START Data shown
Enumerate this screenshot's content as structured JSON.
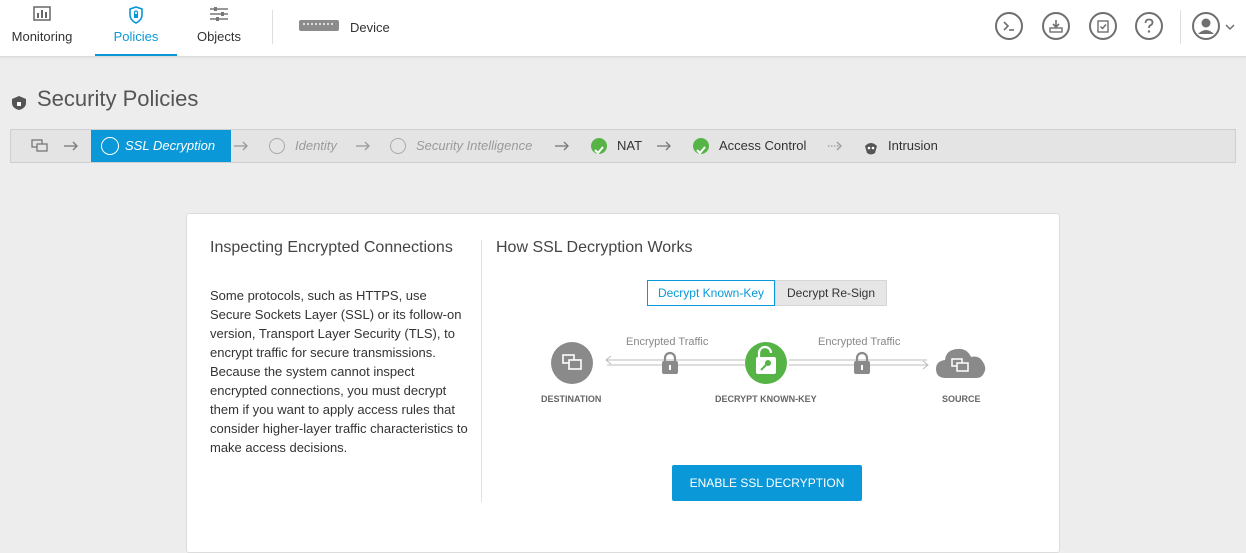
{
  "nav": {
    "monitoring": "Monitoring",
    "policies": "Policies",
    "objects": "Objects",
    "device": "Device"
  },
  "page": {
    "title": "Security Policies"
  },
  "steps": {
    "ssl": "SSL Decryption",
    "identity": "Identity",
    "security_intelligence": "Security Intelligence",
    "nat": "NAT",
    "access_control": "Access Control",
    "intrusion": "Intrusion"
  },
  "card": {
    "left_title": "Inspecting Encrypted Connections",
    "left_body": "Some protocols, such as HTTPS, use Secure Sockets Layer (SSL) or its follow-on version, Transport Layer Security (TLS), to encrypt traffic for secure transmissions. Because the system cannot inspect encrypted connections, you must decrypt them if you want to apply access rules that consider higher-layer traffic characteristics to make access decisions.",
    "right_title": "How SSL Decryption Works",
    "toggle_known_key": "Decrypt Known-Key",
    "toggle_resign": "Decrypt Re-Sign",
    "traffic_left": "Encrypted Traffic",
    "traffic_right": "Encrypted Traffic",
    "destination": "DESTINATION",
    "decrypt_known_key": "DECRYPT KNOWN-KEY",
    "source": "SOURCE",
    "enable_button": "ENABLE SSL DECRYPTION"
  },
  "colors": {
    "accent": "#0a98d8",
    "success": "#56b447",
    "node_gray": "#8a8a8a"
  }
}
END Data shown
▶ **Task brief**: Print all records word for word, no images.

▶ **Exercise output**:
Enumerate this screenshot's content as structured JSON.
{
  "nav": {
    "monitoring": "Monitoring",
    "policies": "Policies",
    "objects": "Objects",
    "device": "Device"
  },
  "page": {
    "title": "Security Policies"
  },
  "steps": {
    "ssl": "SSL Decryption",
    "identity": "Identity",
    "security_intelligence": "Security Intelligence",
    "nat": "NAT",
    "access_control": "Access Control",
    "intrusion": "Intrusion"
  },
  "card": {
    "left_title": "Inspecting Encrypted Connections",
    "left_body": "Some protocols, such as HTTPS, use Secure Sockets Layer (SSL) or its follow-on version, Transport Layer Security (TLS), to encrypt traffic for secure transmissions. Because the system cannot inspect encrypted connections, you must decrypt them if you want to apply access rules that consider higher-layer traffic characteristics to make access decisions.",
    "right_title": "How SSL Decryption Works",
    "toggle_known_key": "Decrypt Known-Key",
    "toggle_resign": "Decrypt Re-Sign",
    "traffic_left": "Encrypted Traffic",
    "traffic_right": "Encrypted Traffic",
    "destination": "DESTINATION",
    "decrypt_known_key": "DECRYPT KNOWN-KEY",
    "source": "SOURCE",
    "enable_button": "ENABLE SSL DECRYPTION"
  },
  "colors": {
    "accent": "#0a98d8",
    "success": "#56b447",
    "node_gray": "#8a8a8a"
  }
}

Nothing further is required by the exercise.